  14. [quote name='trotlinebeercan' timestamp='1338112554' post='4943655'] So, EVE Online[sup] [/sup]without anything but space travel and an applied realistic global (or universal, I guess) physics engine? I don't know, I'd try it, but I doubt the repetitiveness of the game would have mass appeal. 2D brings down the playability as well. You could have the game map be based off estimated positions of real stellar objects, give it a scientific exploration feel. Would you have any plans for a plot or storyline? [/quote] Ya, I don't think this is a mass appeal type game. Thankfully, I don't care! I don't see how 2D reduces playability, though. How is that? And nope, no story or plot or anything of the sort. That's what the player is for! I DO have ideas for more than JUST "exploring" in mind, but that is the primary focus by far. And just to cement that this is a game no one will want, you don't even get to shoot things! (currently anyway)

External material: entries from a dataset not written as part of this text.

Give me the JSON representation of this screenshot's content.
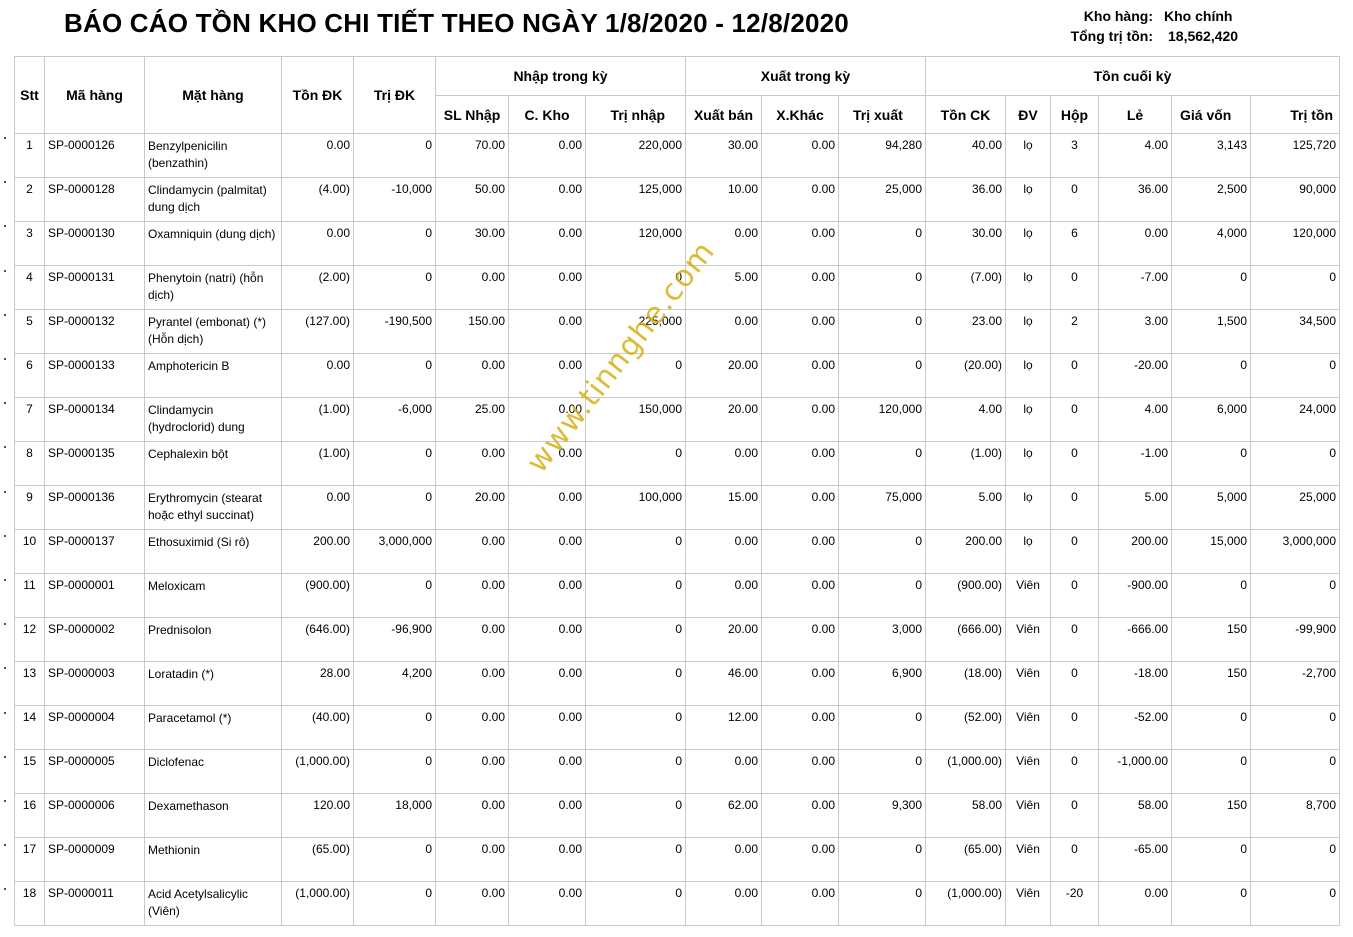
{
  "report": {
    "title": "BÁO CÁO TỒN KHO CHI TIẾT THEO NGÀY 1/8/2020 - 12/8/2020",
    "warehouse_label": "Kho hàng:",
    "warehouse_value": "Kho chính",
    "total_label": "Tổng trị tồn:",
    "total_value": "18,562,420"
  },
  "watermark": "www.tinnghe.com",
  "table": {
    "headers": {
      "stt": "Stt",
      "code": "Mã hàng",
      "name": "Mặt hàng",
      "open_qty": "Tồn ĐK",
      "open_val": "Trị ĐK",
      "group_in": "Nhập trong kỳ",
      "group_out": "Xuất trong kỳ",
      "group_end": "Tồn cuối kỳ",
      "in_qty": "SL Nhập",
      "in_transfer": "C. Kho",
      "in_val": "Trị nhập",
      "out_sale": "Xuất bán",
      "out_other": "X.Khác",
      "out_val": "Trị xuất",
      "end_qty": "Tồn CK",
      "unit": "ĐV",
      "box": "Hộp",
      "loose": "Lẻ",
      "cost": "Giá vốn",
      "end_val": "Trị tồn"
    },
    "rows": [
      {
        "stt": "1",
        "code": "SP-0000126",
        "name": "Benzylpenicilin (benzathin)",
        "open_qty": "0.00",
        "open_val": "0",
        "in_qty": "70.00",
        "in_transfer": "0.00",
        "in_val": "220,000",
        "out_sale": "30.00",
        "out_other": "0.00",
        "out_val": "94,280",
        "end_qty": "40.00",
        "unit": "lọ",
        "box": "3",
        "loose": "4.00",
        "cost": "3,143",
        "end_val": "125,720"
      },
      {
        "stt": "2",
        "code": "SP-0000128",
        "name": "Clindamycin (palmitat) dung dịch",
        "open_qty": "(4.00)",
        "open_val": "-10,000",
        "in_qty": "50.00",
        "in_transfer": "0.00",
        "in_val": "125,000",
        "out_sale": "10.00",
        "out_other": "0.00",
        "out_val": "25,000",
        "end_qty": "36.00",
        "unit": "lọ",
        "box": "0",
        "loose": "36.00",
        "cost": "2,500",
        "end_val": "90,000"
      },
      {
        "stt": "3",
        "code": "SP-0000130",
        "name": "Oxamniquin (dung dịch)",
        "open_qty": "0.00",
        "open_val": "0",
        "in_qty": "30.00",
        "in_transfer": "0.00",
        "in_val": "120,000",
        "out_sale": "0.00",
        "out_other": "0.00",
        "out_val": "0",
        "end_qty": "30.00",
        "unit": "lọ",
        "box": "6",
        "loose": "0.00",
        "cost": "4,000",
        "end_val": "120,000"
      },
      {
        "stt": "4",
        "code": "SP-0000131",
        "name": "Phenytoin (natri) (hỗn dịch)",
        "open_qty": "(2.00)",
        "open_val": "0",
        "in_qty": "0.00",
        "in_transfer": "0.00",
        "in_val": "0",
        "out_sale": "5.00",
        "out_other": "0.00",
        "out_val": "0",
        "end_qty": "(7.00)",
        "unit": "lọ",
        "box": "0",
        "loose": "-7.00",
        "cost": "0",
        "end_val": "0"
      },
      {
        "stt": "5",
        "code": "SP-0000132",
        "name": "Pyrantel (embonat) (*) (Hỗn dịch)",
        "open_qty": "(127.00)",
        "open_val": "-190,500",
        "in_qty": "150.00",
        "in_transfer": "0.00",
        "in_val": "225,000",
        "out_sale": "0.00",
        "out_other": "0.00",
        "out_val": "0",
        "end_qty": "23.00",
        "unit": "lọ",
        "box": "2",
        "loose": "3.00",
        "cost": "1,500",
        "end_val": "34,500"
      },
      {
        "stt": "6",
        "code": "SP-0000133",
        "name": "Amphotericin B",
        "open_qty": "0.00",
        "open_val": "0",
        "in_qty": "0.00",
        "in_transfer": "0.00",
        "in_val": "0",
        "out_sale": "20.00",
        "out_other": "0.00",
        "out_val": "0",
        "end_qty": "(20.00)",
        "unit": "lọ",
        "box": "0",
        "loose": "-20.00",
        "cost": "0",
        "end_val": "0"
      },
      {
        "stt": "7",
        "code": "SP-0000134",
        "name": "Clindamycin (hydroclorid) dung",
        "open_qty": "(1.00)",
        "open_val": "-6,000",
        "in_qty": "25.00",
        "in_transfer": "0.00",
        "in_val": "150,000",
        "out_sale": "20.00",
        "out_other": "0.00",
        "out_val": "120,000",
        "end_qty": "4.00",
        "unit": "lọ",
        "box": "0",
        "loose": "4.00",
        "cost": "6,000",
        "end_val": "24,000"
      },
      {
        "stt": "8",
        "code": "SP-0000135",
        "name": "Cephalexin bột",
        "open_qty": "(1.00)",
        "open_val": "0",
        "in_qty": "0.00",
        "in_transfer": "0.00",
        "in_val": "0",
        "out_sale": "0.00",
        "out_other": "0.00",
        "out_val": "0",
        "end_qty": "(1.00)",
        "unit": "lọ",
        "box": "0",
        "loose": "-1.00",
        "cost": "0",
        "end_val": "0"
      },
      {
        "stt": "9",
        "code": "SP-0000136",
        "name": "Erythromycin (stearat hoặc ethyl succinat)",
        "open_qty": "0.00",
        "open_val": "0",
        "in_qty": "20.00",
        "in_transfer": "0.00",
        "in_val": "100,000",
        "out_sale": "15.00",
        "out_other": "0.00",
        "out_val": "75,000",
        "end_qty": "5.00",
        "unit": "lọ",
        "box": "0",
        "loose": "5.00",
        "cost": "5,000",
        "end_val": "25,000"
      },
      {
        "stt": "10",
        "code": "SP-0000137",
        "name": "Ethosuximid (Si rô)",
        "open_qty": "200.00",
        "open_val": "3,000,000",
        "in_qty": "0.00",
        "in_transfer": "0.00",
        "in_val": "0",
        "out_sale": "0.00",
        "out_other": "0.00",
        "out_val": "0",
        "end_qty": "200.00",
        "unit": "lọ",
        "box": "0",
        "loose": "200.00",
        "cost": "15,000",
        "end_val": "3,000,000"
      },
      {
        "stt": "11",
        "code": "SP-0000001",
        "name": "Meloxicam",
        "open_qty": "(900.00)",
        "open_val": "0",
        "in_qty": "0.00",
        "in_transfer": "0.00",
        "in_val": "0",
        "out_sale": "0.00",
        "out_other": "0.00",
        "out_val": "0",
        "end_qty": "(900.00)",
        "unit": "Viên",
        "box": "0",
        "loose": "-900.00",
        "cost": "0",
        "end_val": "0"
      },
      {
        "stt": "12",
        "code": "SP-0000002",
        "name": "Prednisolon",
        "open_qty": "(646.00)",
        "open_val": "-96,900",
        "in_qty": "0.00",
        "in_transfer": "0.00",
        "in_val": "0",
        "out_sale": "20.00",
        "out_other": "0.00",
        "out_val": "3,000",
        "end_qty": "(666.00)",
        "unit": "Viên",
        "box": "0",
        "loose": "-666.00",
        "cost": "150",
        "end_val": "-99,900"
      },
      {
        "stt": "13",
        "code": "SP-0000003",
        "name": "Loratadin (*)",
        "open_qty": "28.00",
        "open_val": "4,200",
        "in_qty": "0.00",
        "in_transfer": "0.00",
        "in_val": "0",
        "out_sale": "46.00",
        "out_other": "0.00",
        "out_val": "6,900",
        "end_qty": "(18.00)",
        "unit": "Viên",
        "box": "0",
        "loose": "-18.00",
        "cost": "150",
        "end_val": "-2,700"
      },
      {
        "stt": "14",
        "code": "SP-0000004",
        "name": "Paracetamol (*)",
        "open_qty": "(40.00)",
        "open_val": "0",
        "in_qty": "0.00",
        "in_transfer": "0.00",
        "in_val": "0",
        "out_sale": "12.00",
        "out_other": "0.00",
        "out_val": "0",
        "end_qty": "(52.00)",
        "unit": "Viên",
        "box": "0",
        "loose": "-52.00",
        "cost": "0",
        "end_val": "0"
      },
      {
        "stt": "15",
        "code": "SP-0000005",
        "name": "Diclofenac",
        "open_qty": "(1,000.00)",
        "open_val": "0",
        "in_qty": "0.00",
        "in_transfer": "0.00",
        "in_val": "0",
        "out_sale": "0.00",
        "out_other": "0.00",
        "out_val": "0",
        "end_qty": "(1,000.00)",
        "unit": "Viên",
        "box": "0",
        "loose": "-1,000.00",
        "cost": "0",
        "end_val": "0"
      },
      {
        "stt": "16",
        "code": "SP-0000006",
        "name": "Dexamethason",
        "open_qty": "120.00",
        "open_val": "18,000",
        "in_qty": "0.00",
        "in_transfer": "0.00",
        "in_val": "0",
        "out_sale": "62.00",
        "out_other": "0.00",
        "out_val": "9,300",
        "end_qty": "58.00",
        "unit": "Viên",
        "box": "0",
        "loose": "58.00",
        "cost": "150",
        "end_val": "8,700"
      },
      {
        "stt": "17",
        "code": "SP-0000009",
        "name": "Methionin",
        "open_qty": "(65.00)",
        "open_val": "0",
        "in_qty": "0.00",
        "in_transfer": "0.00",
        "in_val": "0",
        "out_sale": "0.00",
        "out_other": "0.00",
        "out_val": "0",
        "end_qty": "(65.00)",
        "unit": "Viên",
        "box": "0",
        "loose": "-65.00",
        "cost": "0",
        "end_val": "0"
      },
      {
        "stt": "18",
        "code": "SP-0000011",
        "name": "Acid Acetylsalicylic (Viên)",
        "open_qty": "(1,000.00)",
        "open_val": "0",
        "in_qty": "0.00",
        "in_transfer": "0.00",
        "in_val": "0",
        "out_sale": "0.00",
        "out_other": "0.00",
        "out_val": "0",
        "end_qty": "(1,000.00)",
        "unit": "Viên",
        "box": "-20",
        "loose": "0.00",
        "cost": "0",
        "end_val": "0"
      }
    ]
  }
}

  15. I'm playing around with a fairly simple 2D space game, in which you fly about controlling a single ship. There are stars, planets, etc. I definitely want planets to orbit nearby stars, but I'm trying to decide if larger objects such as the stars should move throughout the galaxy. The game is such that you will be mapping it out as you travel, and will possibly want to return to places later on. Thus, my first instinct is that larger objects do not move, and serve as fixed landmarks in the galaxy. However, stars moving about could be really cool, the way I see it, so I am curious if anyone has encountered this in a game before, and regardless, what your thoughts are on the issue? Which sounds more fun?